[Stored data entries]
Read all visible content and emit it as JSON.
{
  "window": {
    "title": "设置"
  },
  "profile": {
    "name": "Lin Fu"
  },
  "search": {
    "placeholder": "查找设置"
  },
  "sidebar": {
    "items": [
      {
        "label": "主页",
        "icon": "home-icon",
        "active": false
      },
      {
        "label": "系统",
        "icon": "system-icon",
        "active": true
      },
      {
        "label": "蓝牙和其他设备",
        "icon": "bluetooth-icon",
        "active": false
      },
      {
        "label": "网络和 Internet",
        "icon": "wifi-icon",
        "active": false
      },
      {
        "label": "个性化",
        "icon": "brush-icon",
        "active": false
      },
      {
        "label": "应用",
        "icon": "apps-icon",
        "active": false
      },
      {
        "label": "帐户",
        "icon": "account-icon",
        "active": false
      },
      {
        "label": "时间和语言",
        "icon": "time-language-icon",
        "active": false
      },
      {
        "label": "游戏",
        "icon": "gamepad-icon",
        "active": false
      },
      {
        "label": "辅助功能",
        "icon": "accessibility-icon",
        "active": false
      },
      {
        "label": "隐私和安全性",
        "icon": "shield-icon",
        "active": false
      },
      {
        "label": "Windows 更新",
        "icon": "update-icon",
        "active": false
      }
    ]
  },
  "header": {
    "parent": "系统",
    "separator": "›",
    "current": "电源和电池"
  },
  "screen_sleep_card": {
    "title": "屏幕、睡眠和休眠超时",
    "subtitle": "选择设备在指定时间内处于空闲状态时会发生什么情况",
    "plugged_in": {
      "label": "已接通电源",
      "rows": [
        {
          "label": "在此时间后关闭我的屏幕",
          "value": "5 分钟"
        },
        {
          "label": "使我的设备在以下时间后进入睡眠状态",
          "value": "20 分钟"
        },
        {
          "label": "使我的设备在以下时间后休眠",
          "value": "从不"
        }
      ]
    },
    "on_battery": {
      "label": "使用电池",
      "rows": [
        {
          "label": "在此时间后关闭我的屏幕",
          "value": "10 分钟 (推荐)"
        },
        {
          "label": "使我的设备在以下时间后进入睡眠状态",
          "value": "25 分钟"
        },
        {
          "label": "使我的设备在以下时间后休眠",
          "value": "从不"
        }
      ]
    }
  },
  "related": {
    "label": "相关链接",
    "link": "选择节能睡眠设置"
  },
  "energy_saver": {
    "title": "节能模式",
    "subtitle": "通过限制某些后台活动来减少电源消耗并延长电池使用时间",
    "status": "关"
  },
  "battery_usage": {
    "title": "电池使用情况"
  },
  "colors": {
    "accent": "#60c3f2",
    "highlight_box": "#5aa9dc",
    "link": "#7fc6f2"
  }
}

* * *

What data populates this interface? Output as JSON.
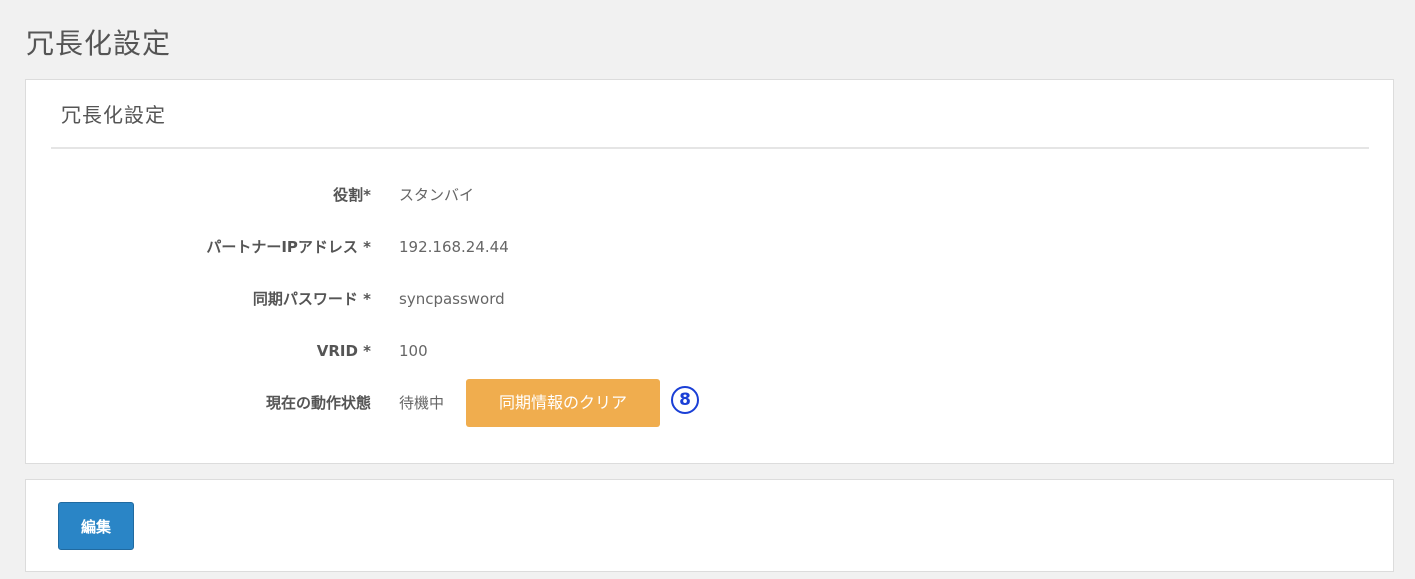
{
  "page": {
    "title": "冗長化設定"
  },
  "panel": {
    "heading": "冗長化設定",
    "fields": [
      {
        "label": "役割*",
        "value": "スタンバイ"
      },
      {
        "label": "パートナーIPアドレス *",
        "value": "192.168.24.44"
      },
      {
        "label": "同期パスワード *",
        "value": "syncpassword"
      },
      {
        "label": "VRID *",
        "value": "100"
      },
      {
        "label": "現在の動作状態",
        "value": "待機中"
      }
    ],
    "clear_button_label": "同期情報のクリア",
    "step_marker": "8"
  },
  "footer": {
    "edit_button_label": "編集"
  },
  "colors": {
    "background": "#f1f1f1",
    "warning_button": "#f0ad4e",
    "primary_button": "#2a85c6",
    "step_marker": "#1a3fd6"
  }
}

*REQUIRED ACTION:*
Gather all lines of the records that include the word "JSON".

*ANSWER BOX:*
Read all visible content and emit it as JSON.
What data populates this interface? Output as JSON.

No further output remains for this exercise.